→ **PROBLEM TO WORK ON**: Only the number should be given: how many lines below contain "data".
----- RECORD EXCERPTS
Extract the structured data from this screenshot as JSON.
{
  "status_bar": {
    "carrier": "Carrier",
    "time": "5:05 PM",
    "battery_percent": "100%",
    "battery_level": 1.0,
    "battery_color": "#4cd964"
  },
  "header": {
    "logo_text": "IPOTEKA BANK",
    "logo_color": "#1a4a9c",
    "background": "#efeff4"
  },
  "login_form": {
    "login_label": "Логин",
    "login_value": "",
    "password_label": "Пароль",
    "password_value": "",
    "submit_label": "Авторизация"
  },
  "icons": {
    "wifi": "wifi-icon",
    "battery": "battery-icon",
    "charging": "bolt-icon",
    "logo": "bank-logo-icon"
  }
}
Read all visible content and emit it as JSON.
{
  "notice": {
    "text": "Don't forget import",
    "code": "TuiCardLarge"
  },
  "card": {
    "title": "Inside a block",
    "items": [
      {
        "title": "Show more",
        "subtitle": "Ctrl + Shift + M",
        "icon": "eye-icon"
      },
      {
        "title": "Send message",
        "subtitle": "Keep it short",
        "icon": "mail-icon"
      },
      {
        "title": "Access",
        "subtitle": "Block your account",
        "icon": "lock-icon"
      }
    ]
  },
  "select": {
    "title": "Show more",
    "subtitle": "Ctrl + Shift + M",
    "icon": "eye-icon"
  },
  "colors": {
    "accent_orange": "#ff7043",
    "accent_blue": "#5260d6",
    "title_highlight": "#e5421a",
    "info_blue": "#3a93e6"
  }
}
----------
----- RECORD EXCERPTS
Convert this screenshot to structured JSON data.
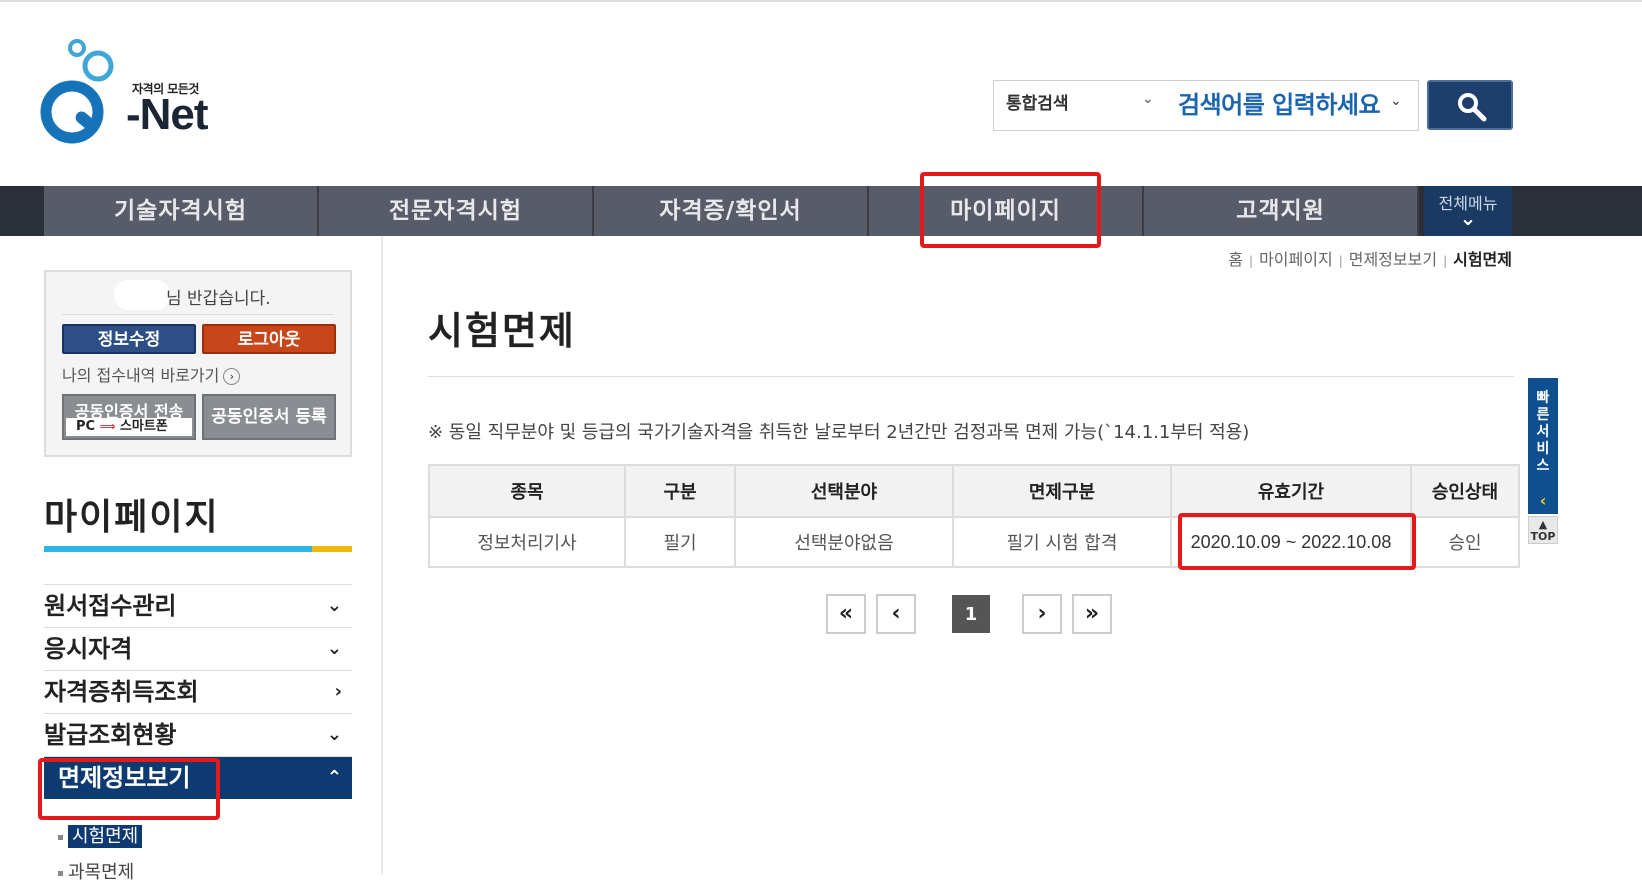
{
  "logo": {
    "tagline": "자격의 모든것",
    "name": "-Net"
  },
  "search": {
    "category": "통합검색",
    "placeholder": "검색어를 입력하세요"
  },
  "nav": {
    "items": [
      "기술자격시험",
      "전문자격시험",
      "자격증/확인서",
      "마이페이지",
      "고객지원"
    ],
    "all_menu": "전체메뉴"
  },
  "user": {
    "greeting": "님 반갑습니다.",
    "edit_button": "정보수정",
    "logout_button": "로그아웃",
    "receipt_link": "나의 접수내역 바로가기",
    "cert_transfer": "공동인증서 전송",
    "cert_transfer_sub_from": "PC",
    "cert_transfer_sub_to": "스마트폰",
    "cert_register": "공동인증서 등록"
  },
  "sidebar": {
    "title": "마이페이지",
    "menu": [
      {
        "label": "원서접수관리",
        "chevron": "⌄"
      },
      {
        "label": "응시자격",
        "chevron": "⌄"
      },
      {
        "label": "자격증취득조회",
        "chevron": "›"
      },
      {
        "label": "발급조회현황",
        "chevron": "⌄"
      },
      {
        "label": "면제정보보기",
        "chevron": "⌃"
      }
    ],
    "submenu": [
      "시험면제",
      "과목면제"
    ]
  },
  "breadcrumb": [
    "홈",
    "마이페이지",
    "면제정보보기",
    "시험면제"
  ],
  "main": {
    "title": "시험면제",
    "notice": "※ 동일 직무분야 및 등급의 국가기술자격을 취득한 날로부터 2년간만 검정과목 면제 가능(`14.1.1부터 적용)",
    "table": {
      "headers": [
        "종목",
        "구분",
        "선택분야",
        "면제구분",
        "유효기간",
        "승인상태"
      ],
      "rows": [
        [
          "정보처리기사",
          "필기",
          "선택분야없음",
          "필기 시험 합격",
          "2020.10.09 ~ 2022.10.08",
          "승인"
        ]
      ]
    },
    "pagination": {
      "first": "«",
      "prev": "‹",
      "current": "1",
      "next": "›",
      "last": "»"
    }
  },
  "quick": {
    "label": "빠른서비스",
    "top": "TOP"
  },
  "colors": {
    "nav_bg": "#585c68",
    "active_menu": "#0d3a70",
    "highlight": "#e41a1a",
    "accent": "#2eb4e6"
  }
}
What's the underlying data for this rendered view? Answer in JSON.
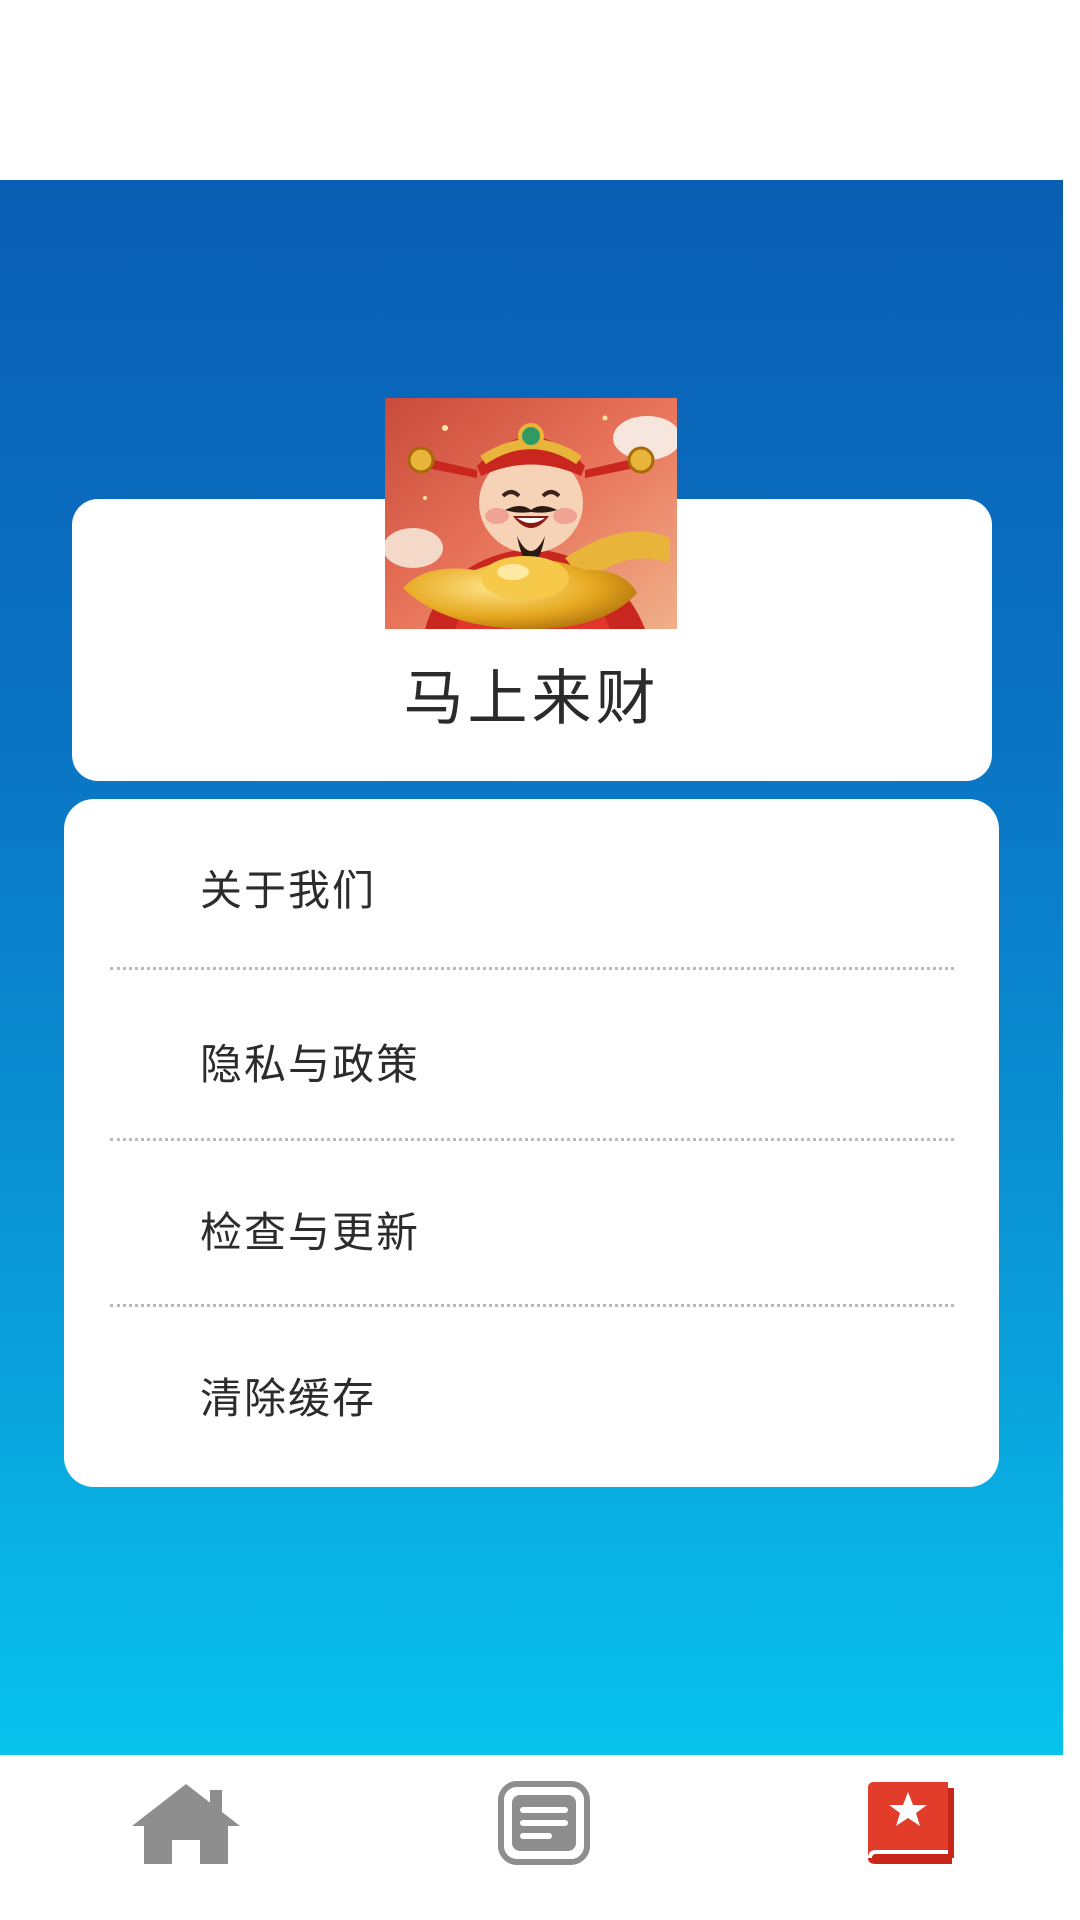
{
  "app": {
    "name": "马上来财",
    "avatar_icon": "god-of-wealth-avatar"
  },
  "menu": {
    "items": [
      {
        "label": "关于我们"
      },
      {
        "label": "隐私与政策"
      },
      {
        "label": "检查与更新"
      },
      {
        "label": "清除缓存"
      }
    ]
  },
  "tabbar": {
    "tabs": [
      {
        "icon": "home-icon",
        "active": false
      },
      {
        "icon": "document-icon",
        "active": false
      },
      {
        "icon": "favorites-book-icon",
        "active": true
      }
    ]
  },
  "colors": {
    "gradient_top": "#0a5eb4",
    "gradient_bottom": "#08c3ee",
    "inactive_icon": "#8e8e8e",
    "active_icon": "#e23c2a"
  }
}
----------
→ **YOUR SOLUTION**: 3